Collection entries
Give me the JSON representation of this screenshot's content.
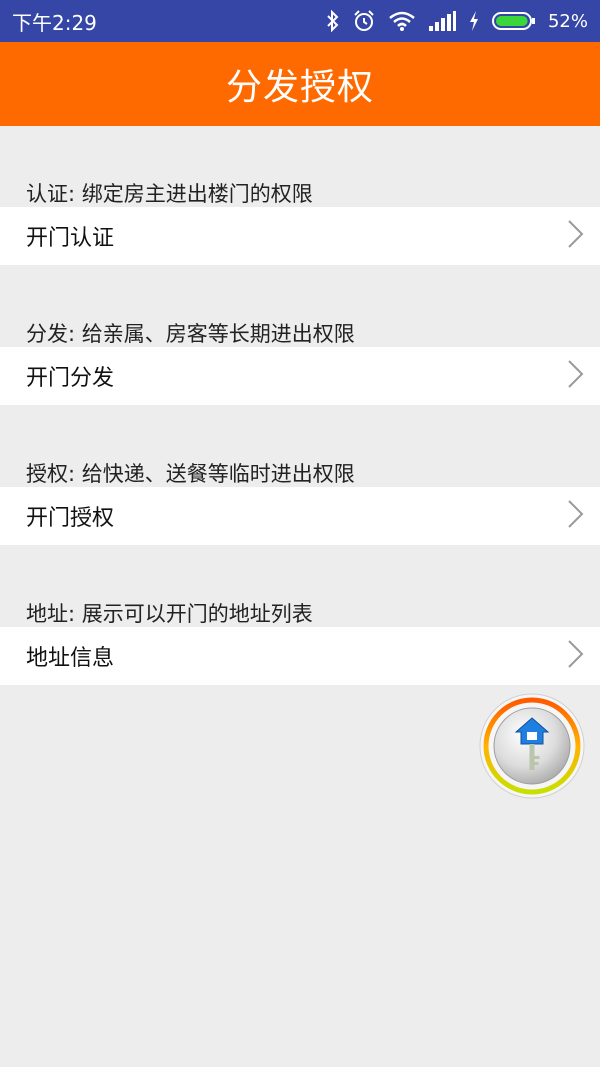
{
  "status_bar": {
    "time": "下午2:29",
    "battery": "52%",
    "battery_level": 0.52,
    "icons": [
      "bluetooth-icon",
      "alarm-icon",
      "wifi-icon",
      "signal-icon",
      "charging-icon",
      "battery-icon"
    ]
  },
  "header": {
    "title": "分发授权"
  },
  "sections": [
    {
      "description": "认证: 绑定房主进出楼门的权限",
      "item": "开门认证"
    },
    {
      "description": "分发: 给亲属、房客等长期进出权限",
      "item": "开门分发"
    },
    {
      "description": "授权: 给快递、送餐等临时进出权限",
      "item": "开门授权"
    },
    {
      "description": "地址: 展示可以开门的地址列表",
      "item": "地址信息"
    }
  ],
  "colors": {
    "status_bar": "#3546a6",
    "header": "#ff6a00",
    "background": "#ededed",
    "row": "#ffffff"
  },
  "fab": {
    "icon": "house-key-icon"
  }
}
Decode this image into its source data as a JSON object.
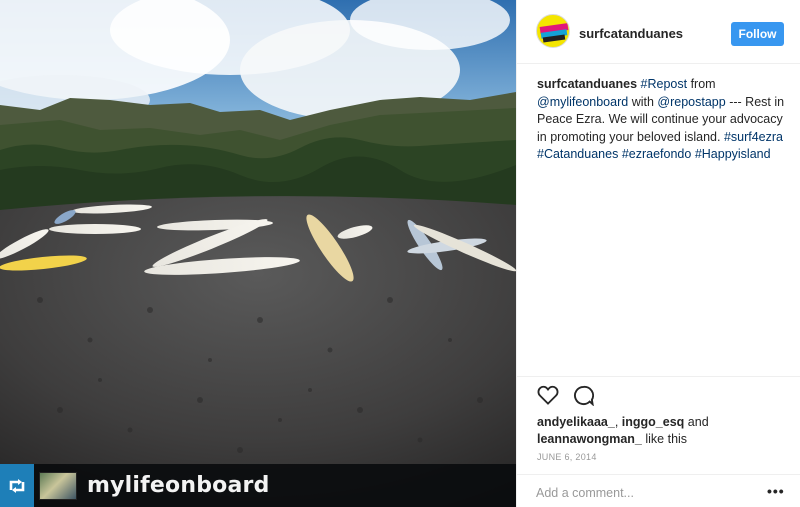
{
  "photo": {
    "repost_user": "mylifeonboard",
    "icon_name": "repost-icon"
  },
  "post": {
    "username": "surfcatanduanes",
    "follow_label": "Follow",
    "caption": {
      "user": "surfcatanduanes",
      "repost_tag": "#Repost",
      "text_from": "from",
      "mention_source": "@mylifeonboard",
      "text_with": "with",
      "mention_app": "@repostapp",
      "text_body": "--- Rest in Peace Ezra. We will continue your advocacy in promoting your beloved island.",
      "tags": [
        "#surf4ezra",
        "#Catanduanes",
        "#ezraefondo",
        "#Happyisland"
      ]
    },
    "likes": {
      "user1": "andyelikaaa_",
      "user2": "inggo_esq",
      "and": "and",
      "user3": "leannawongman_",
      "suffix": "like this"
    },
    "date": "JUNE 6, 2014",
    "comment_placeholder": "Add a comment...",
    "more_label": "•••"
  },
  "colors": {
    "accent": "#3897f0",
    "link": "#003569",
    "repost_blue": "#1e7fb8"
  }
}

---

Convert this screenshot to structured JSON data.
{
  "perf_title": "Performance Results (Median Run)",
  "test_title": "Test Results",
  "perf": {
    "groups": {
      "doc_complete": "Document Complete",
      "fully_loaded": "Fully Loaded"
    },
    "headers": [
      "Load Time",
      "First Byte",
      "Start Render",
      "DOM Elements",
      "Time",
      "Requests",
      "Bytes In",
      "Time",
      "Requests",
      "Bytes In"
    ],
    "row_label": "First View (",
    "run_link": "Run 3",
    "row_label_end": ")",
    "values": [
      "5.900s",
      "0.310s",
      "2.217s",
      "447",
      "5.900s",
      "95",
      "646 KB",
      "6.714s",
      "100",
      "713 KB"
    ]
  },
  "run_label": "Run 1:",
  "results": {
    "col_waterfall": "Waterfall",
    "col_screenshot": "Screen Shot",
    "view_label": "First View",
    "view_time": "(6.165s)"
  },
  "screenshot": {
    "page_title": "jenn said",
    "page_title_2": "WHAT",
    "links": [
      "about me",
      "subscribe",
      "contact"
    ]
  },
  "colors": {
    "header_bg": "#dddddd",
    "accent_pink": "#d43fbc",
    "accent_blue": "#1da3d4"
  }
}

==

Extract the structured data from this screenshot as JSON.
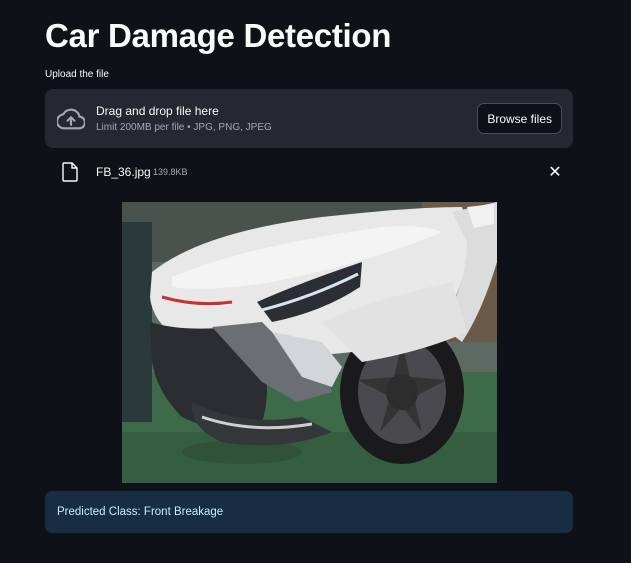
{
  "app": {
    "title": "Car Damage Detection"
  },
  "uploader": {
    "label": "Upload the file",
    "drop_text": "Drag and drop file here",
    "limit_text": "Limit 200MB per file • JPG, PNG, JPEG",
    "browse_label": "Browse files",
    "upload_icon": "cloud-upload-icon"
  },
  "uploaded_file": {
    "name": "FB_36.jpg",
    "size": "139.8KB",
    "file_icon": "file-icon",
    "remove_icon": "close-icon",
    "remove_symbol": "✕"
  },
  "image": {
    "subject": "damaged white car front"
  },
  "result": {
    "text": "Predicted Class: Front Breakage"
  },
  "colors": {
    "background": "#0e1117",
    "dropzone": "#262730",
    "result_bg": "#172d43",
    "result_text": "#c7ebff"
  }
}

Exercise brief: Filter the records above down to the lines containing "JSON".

Task answer:
Give me the JSON representation of this screenshot's content.
Decode this image into its source data as a JSON object.
Convert this screenshot to structured JSON data.
Extract the structured data from this screenshot as JSON.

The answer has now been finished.